Batik is both an art and a craft, according to a website dedicated entirely to the creation of the garment. More specifically, it is a unique way in which clothing is decorated. Wax is dripped onto a piece of cloth, which is then colored with dyes. Once the cloth is dry, the wax is peeled off to reveal a distinctive pattern underneath.
For second-year design major Vania Sutandi, the piece of clothing reminds her of her former home in Indonesia. She commented on the garment’s popularity and explained that because of its widespread recognition, many designer brands are trying to adapt the traditional clothing style for teens.
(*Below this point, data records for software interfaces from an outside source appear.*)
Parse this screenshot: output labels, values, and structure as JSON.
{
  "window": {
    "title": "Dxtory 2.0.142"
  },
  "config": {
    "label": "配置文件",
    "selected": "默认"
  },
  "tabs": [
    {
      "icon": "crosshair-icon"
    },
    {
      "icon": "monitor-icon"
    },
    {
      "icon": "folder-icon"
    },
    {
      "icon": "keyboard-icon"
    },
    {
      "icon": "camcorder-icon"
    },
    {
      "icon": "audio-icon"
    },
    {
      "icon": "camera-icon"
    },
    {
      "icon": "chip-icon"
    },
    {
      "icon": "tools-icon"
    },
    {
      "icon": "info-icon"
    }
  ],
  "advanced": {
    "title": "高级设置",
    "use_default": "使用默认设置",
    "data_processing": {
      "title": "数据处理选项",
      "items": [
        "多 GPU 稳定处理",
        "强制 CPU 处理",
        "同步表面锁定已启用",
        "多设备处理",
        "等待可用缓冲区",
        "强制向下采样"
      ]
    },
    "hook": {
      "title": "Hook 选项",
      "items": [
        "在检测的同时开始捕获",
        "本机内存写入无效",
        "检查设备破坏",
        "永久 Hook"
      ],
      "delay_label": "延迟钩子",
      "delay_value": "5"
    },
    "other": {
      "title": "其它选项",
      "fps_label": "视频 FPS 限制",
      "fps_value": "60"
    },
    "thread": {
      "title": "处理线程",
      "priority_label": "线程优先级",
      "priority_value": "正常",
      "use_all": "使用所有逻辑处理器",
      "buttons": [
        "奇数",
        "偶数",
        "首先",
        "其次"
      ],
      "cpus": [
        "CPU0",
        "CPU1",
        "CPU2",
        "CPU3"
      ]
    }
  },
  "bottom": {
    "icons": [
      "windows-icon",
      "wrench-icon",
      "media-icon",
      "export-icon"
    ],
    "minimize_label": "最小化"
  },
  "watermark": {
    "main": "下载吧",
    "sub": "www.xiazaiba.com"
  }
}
It is not just the creative style that unites people — it is also the meaning behind the clothing.
“On work days — mostly Friday — everyone wears Batik,” Sutandi said. “It is a celebration of Indonesian art. It is very unique and something you think of when you think of Indonesia.”
Indonesian pride is something that PERMIAS strives to celebrate at their different events such as Batik day. Moreover, they are seeking to create a community and to bond through their mutual culture. Such is the case for Matthew Kuangga, a third-year computer science major who enjoys being able to see his friends and hang out with them on a day that means so much to all of them.
“You are far away from home and trying to adjust to life here,” Kuangga said. “It is nice to have connections from home. It’s kind of like a secret society of people like us, when we meet each other there are kind of like some indo vibes.”
For most of the members of the Indonesian Student Association, the Batik Day celebration is not just an excuse to get together with friends and eat out, but as Sutandi puts it, it also means “having a piece of Indonesia, here in Davis.”
Written by: Isabella Beristain — email@example.com